| DIRECTIONS |
Leave out each picture. Repeat everything else in the records exactly.

* * * * * * * * *

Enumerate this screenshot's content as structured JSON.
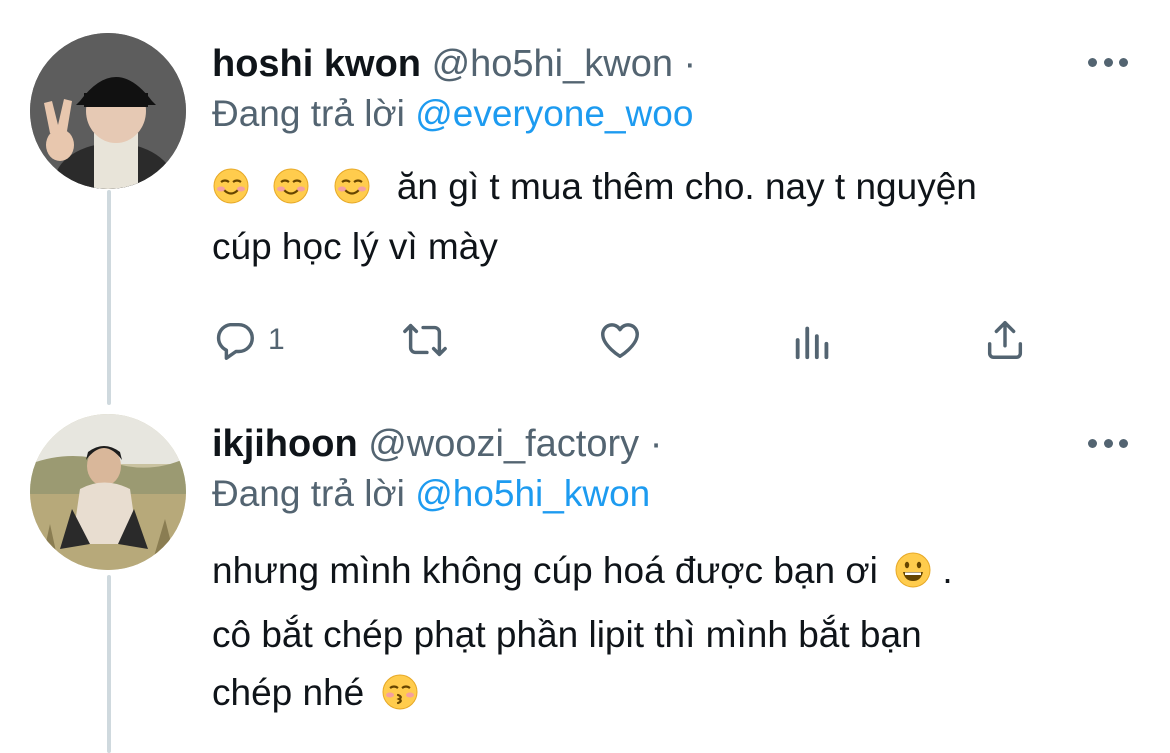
{
  "tweets": [
    {
      "name": "hoshi kwon",
      "handle": "@ho5hi_kwon",
      "separator": "·",
      "replying_label": "Đang trả lời",
      "replying_to": "@everyone_woo",
      "text_line1": "ăn gì t mua thêm cho. nay t nguyện",
      "text_line2": "cúp học lý vì mày",
      "reply_count": "1",
      "emojis": [
        "relieved-smile-emoji",
        "relieved-smile-emoji",
        "relieved-smile-emoji"
      ]
    },
    {
      "name": "ikjihoon",
      "handle": "@woozi_factory",
      "separator": "·",
      "replying_label": "Đang trả lời",
      "replying_to": "@ho5hi_kwon",
      "text_line1": "nhưng mình không cúp hoá được bạn ơi",
      "text_line1_end": " .",
      "text_line2": "cô bắt chép phạt phần lipit thì mình bắt bạn",
      "text_line3": "chép nhé",
      "emojis": [
        "grinning-emoji",
        "kissing-emoji"
      ]
    }
  ],
  "colors": {
    "text": "#0f1419",
    "secondary": "#536471",
    "accent": "#1d9bf0",
    "thread_line": "#cfd9de"
  },
  "icons": [
    "reply-icon",
    "retweet-icon",
    "like-icon",
    "analytics-icon",
    "share-icon",
    "more-icon"
  ]
}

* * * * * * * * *

| ANSWER FOR THIS EXERCISE |
Enumerate this screenshot's content as structured JSON.
{
  "tweets": [
    {
      "name": "hoshi kwon",
      "handle": "@ho5hi_kwon",
      "separator": "·",
      "replying_label": "Đang trả lời",
      "replying_to": "@everyone_woo",
      "text_line1": "ăn gì t mua thêm cho. nay t nguyện",
      "text_line2": "cúp học lý vì mày",
      "reply_count": "1",
      "emojis": [
        "relieved-smile-emoji",
        "relieved-smile-emoji",
        "relieved-smile-emoji"
      ]
    },
    {
      "name": "ikjihoon",
      "handle": "@woozi_factory",
      "separator": "·",
      "replying_label": "Đang trả lời",
      "replying_to": "@ho5hi_kwon",
      "text_line1": "nhưng mình không cúp hoá được bạn ơi",
      "text_line1_end": " .",
      "text_line2": "cô bắt chép phạt phần lipit thì mình bắt bạn",
      "text_line3": "chép nhé",
      "emojis": [
        "grinning-emoji",
        "kissing-emoji"
      ]
    }
  ],
  "colors": {
    "text": "#0f1419",
    "secondary": "#536471",
    "accent": "#1d9bf0",
    "thread_line": "#cfd9de"
  },
  "icons": [
    "reply-icon",
    "retweet-icon",
    "like-icon",
    "analytics-icon",
    "share-icon",
    "more-icon"
  ]
}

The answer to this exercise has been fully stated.